Every record must be copied exactly, from first line to last.

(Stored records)

************

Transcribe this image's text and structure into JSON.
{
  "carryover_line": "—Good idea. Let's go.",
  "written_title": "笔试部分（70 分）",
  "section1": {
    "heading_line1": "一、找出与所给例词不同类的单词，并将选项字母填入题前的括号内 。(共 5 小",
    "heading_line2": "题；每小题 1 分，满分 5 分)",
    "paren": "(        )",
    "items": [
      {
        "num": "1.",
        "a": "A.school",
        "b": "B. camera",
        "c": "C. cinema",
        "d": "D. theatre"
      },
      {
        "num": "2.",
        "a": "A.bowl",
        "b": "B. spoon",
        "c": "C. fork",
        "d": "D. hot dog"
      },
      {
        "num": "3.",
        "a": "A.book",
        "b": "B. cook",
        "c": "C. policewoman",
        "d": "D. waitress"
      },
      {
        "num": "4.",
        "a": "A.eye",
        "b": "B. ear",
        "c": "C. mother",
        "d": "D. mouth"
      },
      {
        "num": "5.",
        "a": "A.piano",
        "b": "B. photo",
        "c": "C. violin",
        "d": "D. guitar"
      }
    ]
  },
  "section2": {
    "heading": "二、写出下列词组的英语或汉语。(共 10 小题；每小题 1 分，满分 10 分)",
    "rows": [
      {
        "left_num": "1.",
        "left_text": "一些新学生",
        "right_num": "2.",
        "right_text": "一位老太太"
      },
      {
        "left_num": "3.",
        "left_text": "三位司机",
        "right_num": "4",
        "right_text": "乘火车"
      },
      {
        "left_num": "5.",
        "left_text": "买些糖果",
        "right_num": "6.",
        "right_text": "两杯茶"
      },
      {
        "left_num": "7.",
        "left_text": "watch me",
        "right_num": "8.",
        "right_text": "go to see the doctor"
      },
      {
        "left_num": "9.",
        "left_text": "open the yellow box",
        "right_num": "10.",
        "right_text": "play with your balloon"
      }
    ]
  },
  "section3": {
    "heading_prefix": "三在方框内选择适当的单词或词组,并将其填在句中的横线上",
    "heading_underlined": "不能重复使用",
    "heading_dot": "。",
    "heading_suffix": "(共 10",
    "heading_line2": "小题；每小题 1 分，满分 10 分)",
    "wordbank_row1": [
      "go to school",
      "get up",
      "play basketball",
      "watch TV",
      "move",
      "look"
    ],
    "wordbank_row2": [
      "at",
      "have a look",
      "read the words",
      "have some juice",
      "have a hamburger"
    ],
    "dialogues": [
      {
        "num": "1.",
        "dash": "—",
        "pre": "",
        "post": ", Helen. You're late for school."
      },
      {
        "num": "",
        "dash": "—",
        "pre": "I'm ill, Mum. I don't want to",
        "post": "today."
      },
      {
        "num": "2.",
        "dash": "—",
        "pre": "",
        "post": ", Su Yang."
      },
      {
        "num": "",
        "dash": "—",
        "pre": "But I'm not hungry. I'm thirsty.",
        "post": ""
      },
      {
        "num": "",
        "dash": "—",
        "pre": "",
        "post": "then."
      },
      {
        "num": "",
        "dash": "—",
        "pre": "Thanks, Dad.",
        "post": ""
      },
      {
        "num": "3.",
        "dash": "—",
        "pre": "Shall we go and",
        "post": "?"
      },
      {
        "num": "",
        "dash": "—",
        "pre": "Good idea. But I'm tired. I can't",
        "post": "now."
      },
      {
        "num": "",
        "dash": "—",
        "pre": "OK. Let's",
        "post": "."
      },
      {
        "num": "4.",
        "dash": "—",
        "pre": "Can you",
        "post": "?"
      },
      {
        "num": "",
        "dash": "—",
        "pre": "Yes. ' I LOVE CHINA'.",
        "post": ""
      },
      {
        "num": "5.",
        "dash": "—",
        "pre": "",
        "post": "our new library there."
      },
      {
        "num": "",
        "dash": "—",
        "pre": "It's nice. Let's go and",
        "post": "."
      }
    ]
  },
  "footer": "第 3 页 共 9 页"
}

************

#### WRITTEN ANSWER:
Transcribe this image's text and structure into JSON.
{
  "carryover_line": "—Good idea. Let's go.",
  "written_title": "笔试部分（70 分）",
  "section1": {
    "heading_line1": "一、找出与所给例词不同类的单词，并将选项字母填入题前的括号内 。(共 5 小",
    "heading_line2": "题；每小题 1 分，满分 5 分)",
    "paren": "(        )",
    "items": [
      {
        "num": "1.",
        "a": "A.school",
        "b": "B. camera",
        "c": "C. cinema",
        "d": "D. theatre"
      },
      {
        "num": "2.",
        "a": "A.bowl",
        "b": "B. spoon",
        "c": "C. fork",
        "d": "D. hot dog"
      },
      {
        "num": "3.",
        "a": "A.book",
        "b": "B. cook",
        "c": "C. policewoman",
        "d": "D. waitress"
      },
      {
        "num": "4.",
        "a": "A.eye",
        "b": "B. ear",
        "c": "C. mother",
        "d": "D. mouth"
      },
      {
        "num": "5.",
        "a": "A.piano",
        "b": "B. photo",
        "c": "C. violin",
        "d": "D. guitar"
      }
    ]
  },
  "section2": {
    "heading": "二、写出下列词组的英语或汉语。(共 10 小题；每小题 1 分，满分 10 分)",
    "rows": [
      {
        "left_num": "1.",
        "left_text": "一些新学生",
        "right_num": "2.",
        "right_text": "一位老太太"
      },
      {
        "left_num": "3.",
        "left_text": "三位司机",
        "right_num": "4",
        "right_text": "乘火车"
      },
      {
        "left_num": "5.",
        "left_text": "买些糖果",
        "right_num": "6.",
        "right_text": "两杯茶"
      },
      {
        "left_num": "7.",
        "left_text": "watch me",
        "right_num": "8.",
        "right_text": "go to see the doctor"
      },
      {
        "left_num": "9.",
        "left_text": "open the yellow box",
        "right_num": "10.",
        "right_text": "play with your balloon"
      }
    ]
  },
  "section3": {
    "heading_prefix": "三在方框内选择适当的单词或词组,并将其填在句中的横线上",
    "heading_underlined": "不能重复使用",
    "heading_dot": "。",
    "heading_suffix": "(共 10",
    "heading_line2": "小题；每小题 1 分，满分 10 分)",
    "wordbank_row1": [
      "go to school",
      "get up",
      "play basketball",
      "watch TV",
      "move",
      "look"
    ],
    "wordbank_row2": [
      "at",
      "have a look",
      "read the words",
      "have some juice",
      "have a hamburger"
    ],
    "dialogues": [
      {
        "num": "1.",
        "dash": "—",
        "pre": "",
        "post": ", Helen. You're late for school."
      },
      {
        "num": "",
        "dash": "—",
        "pre": "I'm ill, Mum. I don't want to",
        "post": "today."
      },
      {
        "num": "2.",
        "dash": "—",
        "pre": "",
        "post": ", Su Yang."
      },
      {
        "num": "",
        "dash": "—",
        "pre": "But I'm not hungry. I'm thirsty.",
        "post": ""
      },
      {
        "num": "",
        "dash": "—",
        "pre": "",
        "post": "then."
      },
      {
        "num": "",
        "dash": "—",
        "pre": "Thanks, Dad.",
        "post": ""
      },
      {
        "num": "3.",
        "dash": "—",
        "pre": "Shall we go and",
        "post": "?"
      },
      {
        "num": "",
        "dash": "—",
        "pre": "Good idea. But I'm tired. I can't",
        "post": "now."
      },
      {
        "num": "",
        "dash": "—",
        "pre": "OK. Let's",
        "post": "."
      },
      {
        "num": "4.",
        "dash": "—",
        "pre": "Can you",
        "post": "?"
      },
      {
        "num": "",
        "dash": "—",
        "pre": "Yes. ' I LOVE CHINA'.",
        "post": ""
      },
      {
        "num": "5.",
        "dash": "—",
        "pre": "",
        "post": "our new library there."
      },
      {
        "num": "",
        "dash": "—",
        "pre": "It's nice. Let's go and",
        "post": "."
      }
    ]
  },
  "footer": "第 3 页 共 9 页"
}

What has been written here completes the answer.